These categories differ from an easement because the landowner can terminate a visitor’s use of the vacant land at will or, if one exists, by the terms of an agreement.

Licensees are visitors to the land for their own enjoyment and sole benefit, including social purposes or any reason unrelated to business. Depending on your state’s laws, this category may include guests at your weekend bonfire and/or friends camping on your vacant land. Visitors that you permit on the land for altruistic purposes—like a Girl Scout troop you allow to hike on your vacant land or someone who parks her car on your property while she waits for a tow truck—may also be licensees.

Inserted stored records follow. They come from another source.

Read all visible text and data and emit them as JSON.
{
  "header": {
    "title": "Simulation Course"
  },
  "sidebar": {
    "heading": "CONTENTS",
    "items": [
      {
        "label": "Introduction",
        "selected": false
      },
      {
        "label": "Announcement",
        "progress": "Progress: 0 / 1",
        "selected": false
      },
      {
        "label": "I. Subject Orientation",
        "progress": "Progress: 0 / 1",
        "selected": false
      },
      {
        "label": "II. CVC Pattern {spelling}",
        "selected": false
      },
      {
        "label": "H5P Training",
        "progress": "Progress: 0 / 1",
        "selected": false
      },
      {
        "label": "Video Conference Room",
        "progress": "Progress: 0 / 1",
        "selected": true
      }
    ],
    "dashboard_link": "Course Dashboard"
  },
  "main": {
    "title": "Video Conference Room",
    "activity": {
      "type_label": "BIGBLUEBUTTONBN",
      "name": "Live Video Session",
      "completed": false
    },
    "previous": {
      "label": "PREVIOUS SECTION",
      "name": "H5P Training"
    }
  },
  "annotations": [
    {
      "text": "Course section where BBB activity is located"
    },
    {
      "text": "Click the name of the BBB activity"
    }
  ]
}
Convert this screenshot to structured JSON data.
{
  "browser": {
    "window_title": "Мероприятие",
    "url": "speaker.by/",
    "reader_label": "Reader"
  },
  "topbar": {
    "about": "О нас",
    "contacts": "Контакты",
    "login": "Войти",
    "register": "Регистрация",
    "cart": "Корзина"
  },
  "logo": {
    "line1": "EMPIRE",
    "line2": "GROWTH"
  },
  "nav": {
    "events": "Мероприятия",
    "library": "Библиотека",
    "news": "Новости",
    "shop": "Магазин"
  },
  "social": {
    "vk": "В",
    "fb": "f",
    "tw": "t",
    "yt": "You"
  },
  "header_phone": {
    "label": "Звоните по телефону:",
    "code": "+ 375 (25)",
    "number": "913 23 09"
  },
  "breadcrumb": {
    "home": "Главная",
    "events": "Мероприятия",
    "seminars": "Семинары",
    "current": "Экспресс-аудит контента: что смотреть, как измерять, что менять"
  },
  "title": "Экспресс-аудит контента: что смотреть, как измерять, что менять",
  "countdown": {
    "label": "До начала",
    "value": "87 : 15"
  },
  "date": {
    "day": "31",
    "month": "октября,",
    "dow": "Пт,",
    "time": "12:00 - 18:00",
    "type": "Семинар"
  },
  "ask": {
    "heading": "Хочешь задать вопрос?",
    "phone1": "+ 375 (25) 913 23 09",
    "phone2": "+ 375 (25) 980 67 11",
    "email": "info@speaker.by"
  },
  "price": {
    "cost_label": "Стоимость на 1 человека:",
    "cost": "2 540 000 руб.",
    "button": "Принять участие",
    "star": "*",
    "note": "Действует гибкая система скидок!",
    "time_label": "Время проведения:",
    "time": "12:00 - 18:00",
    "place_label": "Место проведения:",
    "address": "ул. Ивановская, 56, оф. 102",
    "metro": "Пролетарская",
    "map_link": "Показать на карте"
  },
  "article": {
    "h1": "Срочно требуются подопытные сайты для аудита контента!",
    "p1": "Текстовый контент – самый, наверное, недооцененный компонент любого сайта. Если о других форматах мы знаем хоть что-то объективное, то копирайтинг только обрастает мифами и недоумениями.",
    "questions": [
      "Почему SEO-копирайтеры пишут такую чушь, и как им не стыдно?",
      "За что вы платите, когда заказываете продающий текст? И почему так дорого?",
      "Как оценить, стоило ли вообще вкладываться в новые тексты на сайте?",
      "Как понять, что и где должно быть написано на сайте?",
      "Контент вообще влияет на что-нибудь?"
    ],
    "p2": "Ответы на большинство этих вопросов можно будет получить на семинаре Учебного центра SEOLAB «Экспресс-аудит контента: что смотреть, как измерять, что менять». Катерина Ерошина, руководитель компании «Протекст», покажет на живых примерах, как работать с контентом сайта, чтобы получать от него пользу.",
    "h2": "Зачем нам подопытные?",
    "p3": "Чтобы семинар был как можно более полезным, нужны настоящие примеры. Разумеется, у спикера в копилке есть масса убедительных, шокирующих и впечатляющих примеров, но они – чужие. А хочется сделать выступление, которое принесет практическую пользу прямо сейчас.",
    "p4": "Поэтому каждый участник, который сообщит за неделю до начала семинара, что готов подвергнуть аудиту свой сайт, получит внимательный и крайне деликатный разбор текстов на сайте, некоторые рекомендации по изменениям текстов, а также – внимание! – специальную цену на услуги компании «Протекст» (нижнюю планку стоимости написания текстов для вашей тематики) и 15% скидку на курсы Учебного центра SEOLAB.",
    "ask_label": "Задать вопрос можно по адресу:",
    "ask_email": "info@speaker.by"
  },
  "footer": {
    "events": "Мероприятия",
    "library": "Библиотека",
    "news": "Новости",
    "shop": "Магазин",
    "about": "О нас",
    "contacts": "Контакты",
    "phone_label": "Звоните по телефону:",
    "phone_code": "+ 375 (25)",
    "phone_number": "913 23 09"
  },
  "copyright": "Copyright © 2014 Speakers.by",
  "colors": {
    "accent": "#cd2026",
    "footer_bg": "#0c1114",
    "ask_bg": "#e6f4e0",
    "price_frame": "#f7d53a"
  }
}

By contrast, invitees are visitors that you allow on your vacant land for your mutual benefit. Delivery people, contractors, employees, and tenants are common examples of invitees under many state laws. An invitee is any individual who has permission to use your land in exchange for something of value. If you give access to your vacant land in exchange for a fee to the organizer of a music festival or to a church that needs overflow parking, they are invitees. That developer of the subdivision who pays you for permission to park heavy equipment on your vacant lot is also an invitee.


Sharing Access to Your Vacant Land



Finally, individuals that access your vacant land without your permission or who have stayed longer than permitted are trespassers.

Why Does Any Of This Matter?

Depending on state law, you may have different obligations for maintaining your land and ensuring safety on your property for each of these groups. Your liability for any injuries that happen on your land may also depend on the category of the visitor.

Understanding these categories can help you in selecting the right insurance coverage for your vacant land. Trespassers are excluded from many policies. A policy might not cover vacant land at all. You do not want to find this out only after a claim arises.

The American Landowner Alliance provides zero-deductible insurance policies to owners of vacant land. Their policies provide coverage for claims of visitors alleging bodily injury or property— even trespassers. ALA provides coverage for properties of any size and a wide range of urban, suburban, and rural vacant land.

Learn more about the ALA’s coverage for your urban, suburban, or rural vacant land by visiting our Vacant Land Liability Insurance webpage and requesting an instant quote.